▶ _EXERCISE MATERIAL_
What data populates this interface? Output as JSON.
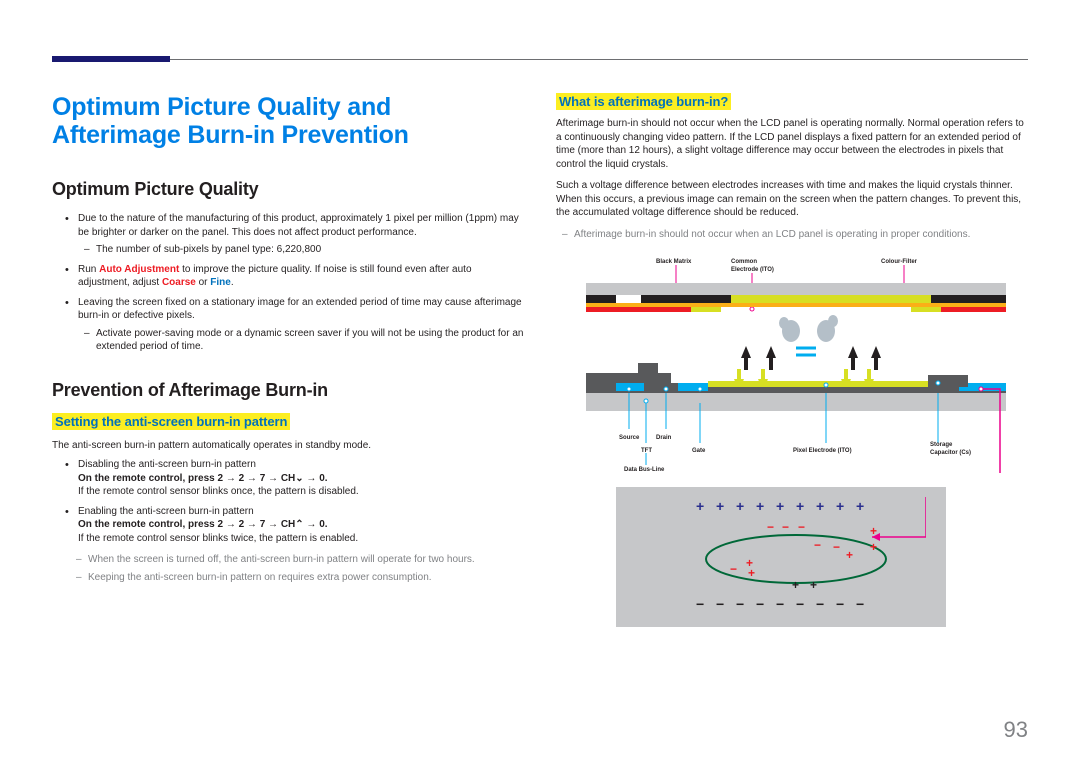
{
  "page_number": "93",
  "title": "Optimum Picture Quality and Afterimage Burn-in Prevention",
  "left": {
    "h2a": "Optimum Picture Quality",
    "b1": "Due to the nature of the manufacturing of this product, approximately 1 pixel per million (1ppm) may be brighter or darker on the panel. This does not affect product performance.",
    "b1d1": "The number of sub-pixels by panel type: 6,220,800",
    "b2_pre": "Run ",
    "b2_autoadj": "Auto Adjustment",
    "b2_mid": " to improve the picture quality. If noise is still found even after auto adjustment, adjust ",
    "b2_coarse": "Coarse",
    "b2_or": " or ",
    "b2_fine": "Fine",
    "b2_end": ".",
    "b3": "Leaving the screen fixed on a stationary image for an extended period of time may cause afterimage burn-in or defective pixels.",
    "b3d1": "Activate power-saving mode or a dynamic screen saver if you will not be using the product for an extended period of time.",
    "h2b": "Prevention of Afterimage Burn-in",
    "h3a": "Setting the anti-screen burn-in pattern",
    "intro": "The anti-screen burn-in pattern automatically operates in standby mode.",
    "p1": "Disabling the anti-screen burn-in pattern",
    "p1bold": "On the remote control, press 2 → 2 → 7 → CH⌄ → 0.",
    "p1text": "If the remote control sensor blinks once, the pattern is disabled.",
    "p2": "Enabling the anti-screen burn-in pattern",
    "p2bold": "On the remote control, press 2 → 2 → 7 → CH⌃ → 0.",
    "p2text": "If the remote control sensor blinks twice, the pattern is enabled.",
    "n1": "When the screen is turned off, the anti-screen burn-in pattern will operate for two hours.",
    "n2": "Keeping the anti-screen burn-in pattern on requires extra power consumption."
  },
  "right": {
    "h3a": "What is afterimage burn-in?",
    "p1": "Afterimage burn-in should not occur when the LCD panel is operating normally. Normal operation refers to a continuously changing video pattern. If the LCD panel displays a fixed pattern for an extended period of time (more than 12 hours), a slight voltage difference may occur between the electrodes in pixels that control the liquid crystals.",
    "p2": "Such a voltage difference between electrodes increases with time and makes the liquid crystals thinner. When this occurs, a previous image can remain on the screen when the pattern changes. To prevent this, the accumulated voltage difference should be reduced.",
    "n1": "Afterimage burn-in should not occur when an LCD panel is operating in proper conditions.",
    "labels": {
      "black_matrix": "Black Matrix",
      "common_electrode": "Common Electrode (ITO)",
      "colour_filter": "Colour-Filter",
      "source": "Source",
      "drain": "Drain",
      "tft": "TFT",
      "gate": "Gate",
      "pixel_electrode": "Pixel Electrode (ITO)",
      "storage_capacitor": "Storage Capacitor (Cs)",
      "data_busline": "Data Bus-Line"
    }
  }
}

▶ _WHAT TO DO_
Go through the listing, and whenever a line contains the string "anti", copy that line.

▶ _ANSWER AREA_
    "h3a": "Setting the anti-screen burn-in pattern",
    "intro": "The anti-screen burn-in pattern automatically operates in standby mode.",
    "p1": "Disabling the anti-screen burn-in pattern",
    "p2": "Enabling the anti-screen burn-in pattern",
    "n1": "When the screen is turned off, the anti-screen burn-in pattern will operate for two hours.",
    "n2": "Keeping the anti-screen burn-in pattern on requires extra power consumption."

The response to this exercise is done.